I entered into my room. (15)
Here, the act of shutting, pulling over the curtains, locking, and bolting are metaphorical and the speaker is renouncing everything in order to reach that state of realization. Thus, the act of sheltering showed here leads to the ultimate exposure of the self from within. In Buddhism, ignorance is the root of all the suffering. Buddha offers the cure in Cessation (nirodha), in Nirvana, which is elaborated by Paul Williams and Anthony Tribe in the following passage:
If suffering in all its forms results from craving, then it follows that if craving can be completely eradicated, suffering will come to an end. As we have seen, the way to eradicate completely craving is to eradicate its cause, ignorance, through coming to see things in the deepest possible manner the way they really are. The complete cessation of suffering is nirvana (Pali: nibbana). (60)

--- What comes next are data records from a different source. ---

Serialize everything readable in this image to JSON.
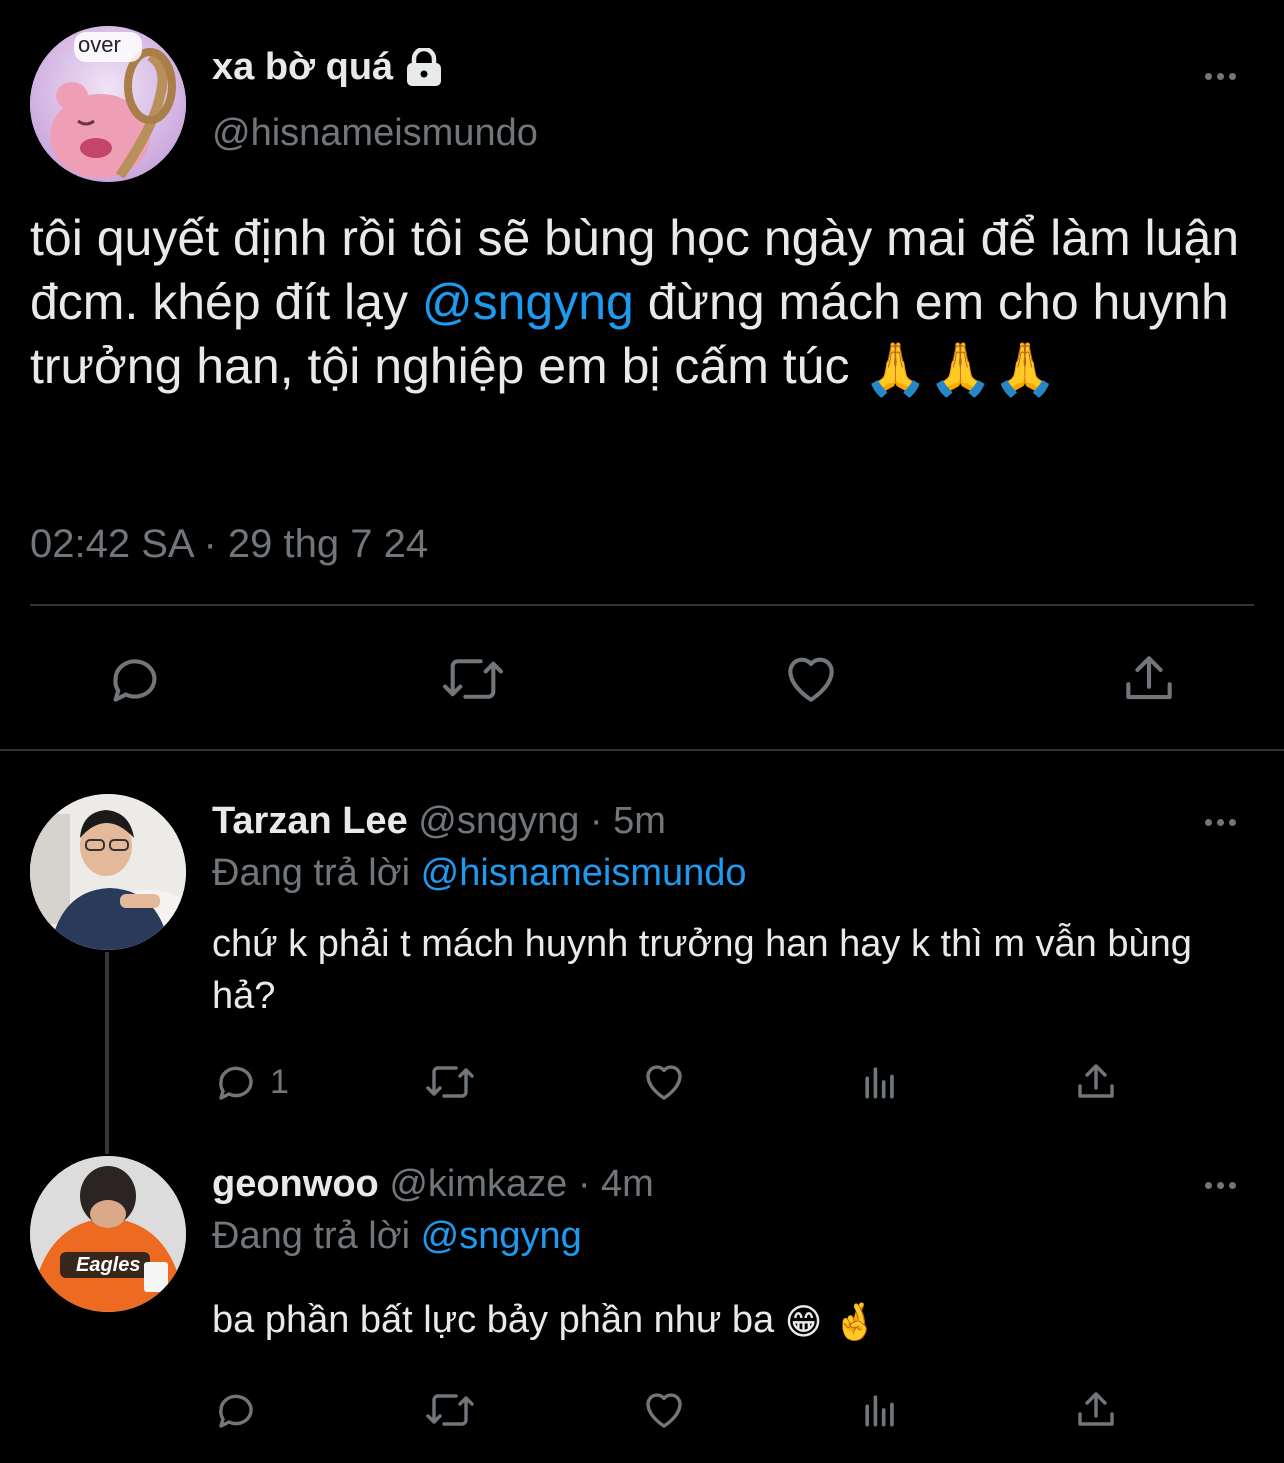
{
  "main_tweet": {
    "display_name": "xa bờ quá",
    "handle": "@hisnameismundo",
    "avatar_text": "over",
    "text_parts": [
      "tôi quyết định rồi tôi sẽ bùng học ngày mai để làm luận đcm. khép đít lạy ",
      "@sngyng",
      " đừng mách em cho huynh trưởng han, tội nghiệp em bị cấm túc "
    ],
    "timestamp": "02:42 SA · 29 thg 7 24",
    "actions": [
      "reply-icon",
      "retweet-icon",
      "like-icon",
      "share-icon"
    ]
  },
  "replies": [
    {
      "display_name": "Tarzan Lee",
      "handle_time": "@sngyng · 5m",
      "replying_prefix": "Đang trả lời ",
      "replying_to": "@hisnameismundo",
      "text": "chứ k phải t mách huynh trưởng han hay k thì m vẫn bùng hả?",
      "reply_count": "1"
    },
    {
      "display_name": "geonwoo",
      "handle_time": "@kimkaze · 4m",
      "replying_prefix": "Đang trả lời ",
      "replying_to": "@sngyng",
      "text": "ba phần bất lực bảy phần như ba ",
      "reply_count": ""
    }
  ],
  "colors": {
    "background": "#000000",
    "link": "#1d9bf0",
    "muted": "#71767b",
    "text": "#e7e9ea"
  }
}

We are in a constant strife to attain happiness fulfilling our dreams and desire relying on the external sources. It could be the materialistic or bodily pleasure that we seek. We forget that this dependence on the external factors give us a momentary contentment. We are awakened only when we begin to understand that the profound satisfaction is only found when we let go off the worldly pleasure. This is again a shift from ignorance to bliss. Again, the ‘I’ here is symbolic of entering the self where room is the body and windows, and doors are the senses.
The poet manages to hook the audience to such philosophical contemplation over impermanence through his stylistic innovations. The apparent chaotic structure and erratic line breaks devoid of punctuations break the conventional method of poetry writing. At times, it even appears to be monotonous. However, this also makes his style even more ornately experimental and exempt of artificial vanity. Moreover, the structural and linguistic experimentations, very often than not, reinforce the ideas the poems convey.The poet also seems to be deliberately frugal with words allowing the readers liberation from the boundary of the tableaux he has painted.

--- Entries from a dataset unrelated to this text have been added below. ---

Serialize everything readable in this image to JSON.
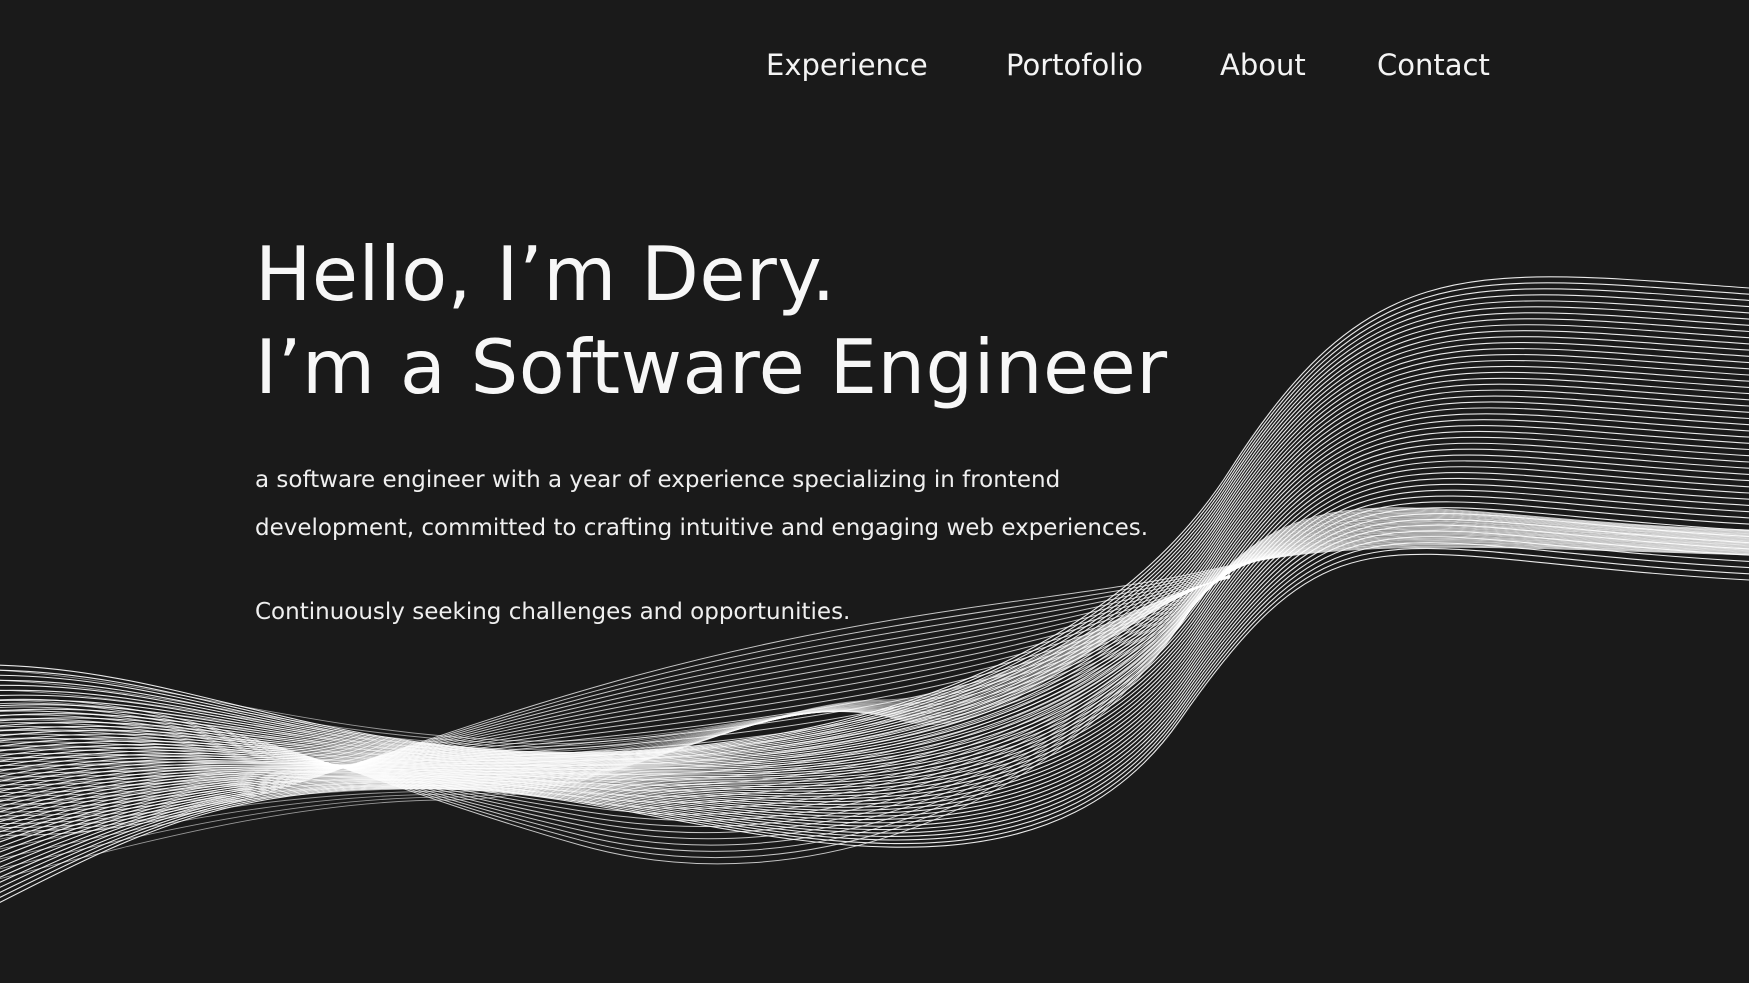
{
  "nav": {
    "items": [
      {
        "label": "Experience"
      },
      {
        "label": "Portofolio"
      },
      {
        "label": "About"
      },
      {
        "label": "Contact"
      }
    ]
  },
  "hero": {
    "title_line1": "Hello, I’m Dery.",
    "title_line2": "I’m a Software Engineer",
    "description_line1": "a software engineer with a year of experience specializing in frontend",
    "description_line2": "development, committed to crafting intuitive and engaging web experiences.",
    "tagline": "Continuously seeking challenges and opportunities."
  },
  "colors": {
    "background": "#1a1a1a",
    "text": "#f4f4f4",
    "wave_lines": "#ffffff"
  },
  "decoration": {
    "background_graphic": "white-wave-lines"
  }
}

In all, it would not be an exaggeration to claim that Stars and Fireflies, with all its innovations, takes one to a meditative poetic journey into impermanence. Though impermanence shapes our life and world, we hardly bother to notice it. In this context, Subedi’s poems, by foregrounding transience in artistic ways, provoke us to notice it amidst the banality of our life. Once we notice it, banality remains no longer banality. That’s the beauty of flashes of Stars and Fireflies.

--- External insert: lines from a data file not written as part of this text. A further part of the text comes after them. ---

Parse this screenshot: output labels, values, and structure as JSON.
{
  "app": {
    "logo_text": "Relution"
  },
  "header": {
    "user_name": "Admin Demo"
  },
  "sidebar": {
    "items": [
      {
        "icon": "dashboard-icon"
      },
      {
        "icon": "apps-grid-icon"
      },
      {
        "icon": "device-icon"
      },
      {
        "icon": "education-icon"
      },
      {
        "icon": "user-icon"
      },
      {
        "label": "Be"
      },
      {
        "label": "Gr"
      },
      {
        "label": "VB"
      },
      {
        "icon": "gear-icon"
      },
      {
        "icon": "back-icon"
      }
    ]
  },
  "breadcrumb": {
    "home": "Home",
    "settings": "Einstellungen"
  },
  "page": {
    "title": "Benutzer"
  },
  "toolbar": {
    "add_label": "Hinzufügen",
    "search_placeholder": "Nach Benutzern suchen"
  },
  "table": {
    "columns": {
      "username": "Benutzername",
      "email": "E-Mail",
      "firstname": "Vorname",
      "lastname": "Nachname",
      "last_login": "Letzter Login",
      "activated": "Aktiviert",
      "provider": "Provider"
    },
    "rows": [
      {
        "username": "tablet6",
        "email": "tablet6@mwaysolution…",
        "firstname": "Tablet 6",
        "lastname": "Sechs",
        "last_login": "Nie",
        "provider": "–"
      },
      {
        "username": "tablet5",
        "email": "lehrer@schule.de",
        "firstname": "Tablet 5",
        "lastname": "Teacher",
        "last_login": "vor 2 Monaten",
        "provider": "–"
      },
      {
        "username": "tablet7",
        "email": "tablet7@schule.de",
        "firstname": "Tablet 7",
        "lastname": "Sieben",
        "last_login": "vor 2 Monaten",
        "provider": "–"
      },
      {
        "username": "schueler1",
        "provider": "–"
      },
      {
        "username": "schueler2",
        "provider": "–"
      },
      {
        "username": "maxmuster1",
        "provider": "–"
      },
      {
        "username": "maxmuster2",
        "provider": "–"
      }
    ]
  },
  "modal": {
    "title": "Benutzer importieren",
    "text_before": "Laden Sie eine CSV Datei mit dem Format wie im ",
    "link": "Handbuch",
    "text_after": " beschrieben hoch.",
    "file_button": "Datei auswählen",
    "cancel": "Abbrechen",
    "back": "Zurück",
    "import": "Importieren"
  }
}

Bhattarai, Richa. “As Stars and Fireflies Shine and Glow.” Republica (May 8, 2009): (p)
Ghimire, Binaya. “Writing Outside the Margins.” The Kathmandu Post (August 29, 2009): 7.
Subedi, Prakash. Stars and Fireflies. Kathmandu: Society of Nepali Writers in English, 2009.
Williams, Paul with Anthony Tribe. Buddhist Thought: A Complete Introduction to the Indian
Tradition. London and New York: Routledge, 2000.
(Published in Of Nepalese Clay, 20th issue)